People with learning disabilities have poorer health outcomes and poorer experiences using healthcare services compared to those without learning disabilities. In addition, their life span is shorter, they are less likely to access health screening programmes and less likely to adhere to treatment regiments. These are just some of the issues that have been widely researched and established when it comes to providing healthcare for people with learning disabilities.
It is important to recognise that communication is central to delivering safe, effective, high quality patient care. Many issues arise when this is overlooked, particularly for population groups such as those with learning disabilities.
The Springwell Project was developed by Sussex Partnership NHS Foundation Trust (SPFT) with people with learning disabilities to improve experiences of using specialist health services. The Project developed a list of Springwell Standards to assist service providers in developing safer, inclusive services. As people with learning disabilities use services across the healthcare sector, these standards are equally useful for those delivering care at BSUH NHS Trust sites.
The Springwell Project came up with 4 Standards for Good Engagement, which are useful for everyone, even those without learning disabilities. They are:
- Supporting communication
- Getting to know about you
- Supporting your rights
- Making decisions together
You can find out more information about the Springwell Standards in the documents below:
Want to know more about the Springwell Project or get involved? You can review the resources below. These short videos are useful for anyone wanting to learn more about working with people with learning disabilities.
- Introduction to the Springwell Project
- Our standards
- Our service
- Initial assessment role play
- Questions and Answers : introduction plus all Q&As
- Individual Q&As
How do you make sure my care is all about me?
What if the person finds it difficult to communicate or understand things?
What if I don’t understand my care plan?
What if I don’t want anyone else to see my careplan?
What if I don’t agree with my careplan?

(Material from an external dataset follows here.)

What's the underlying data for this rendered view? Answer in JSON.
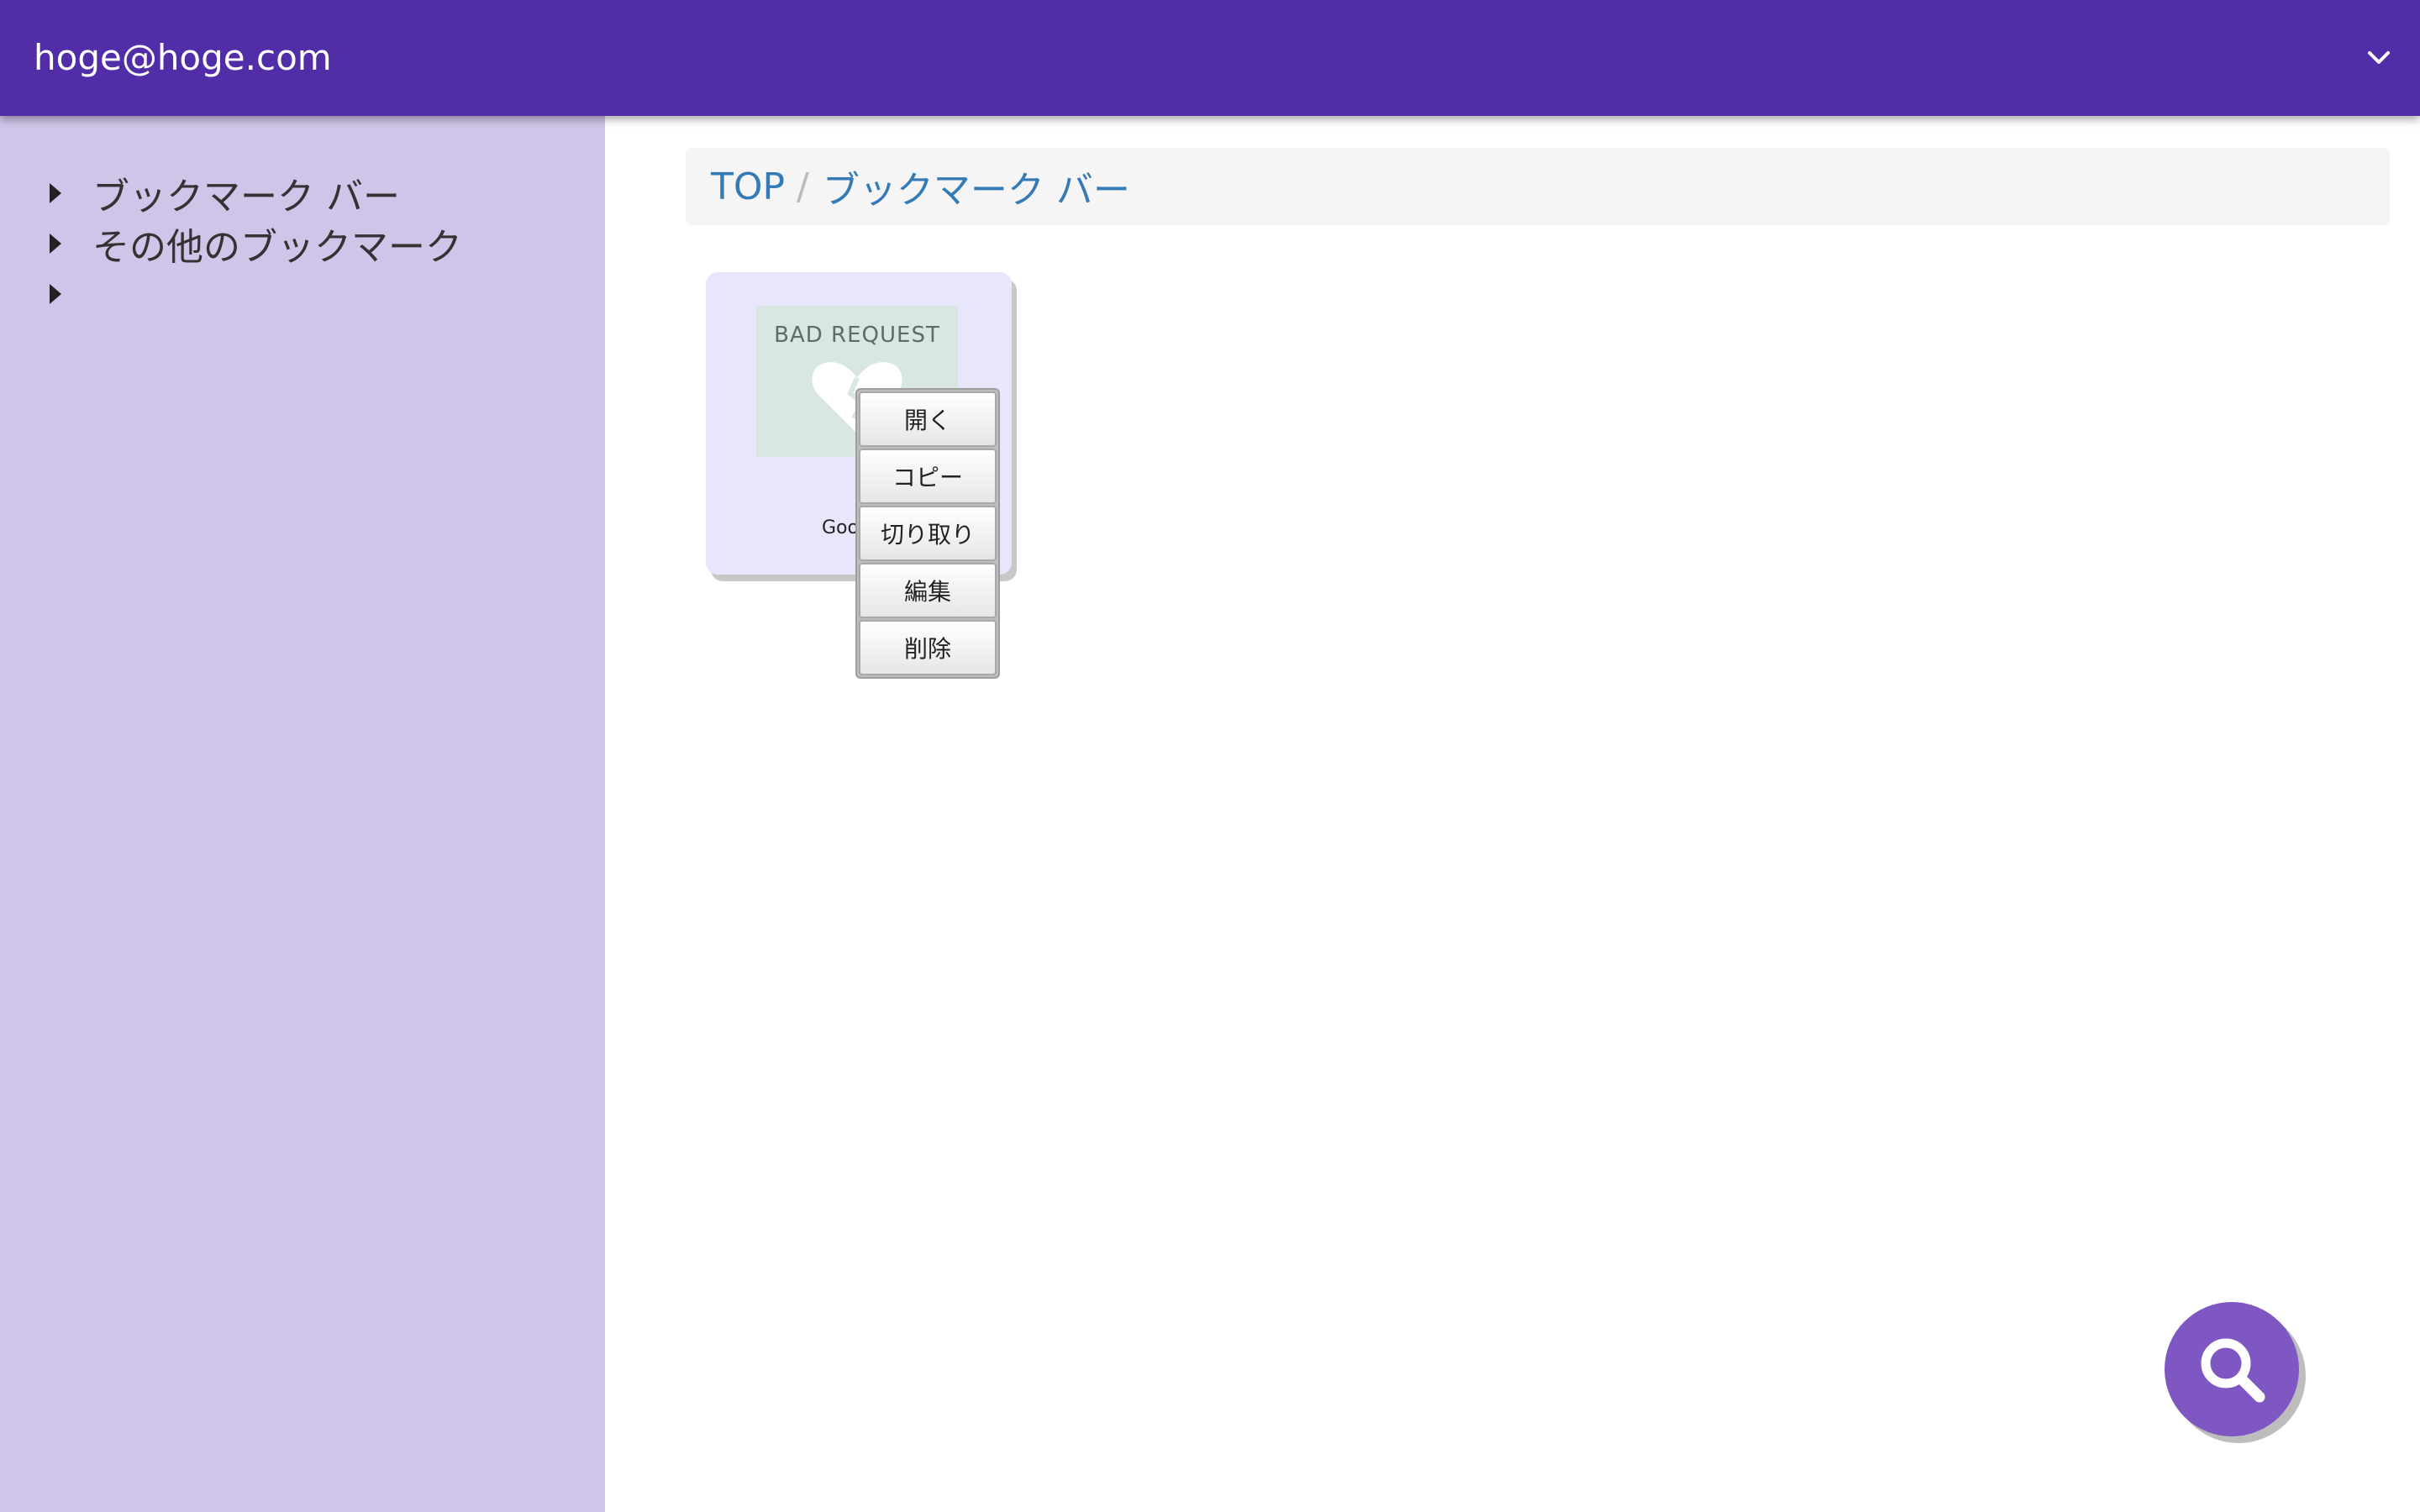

What happens after I have got my careplan?
Why do I also need a risk assessment?
What do I do if everything goes wrong?
Will I be part of every decision about me?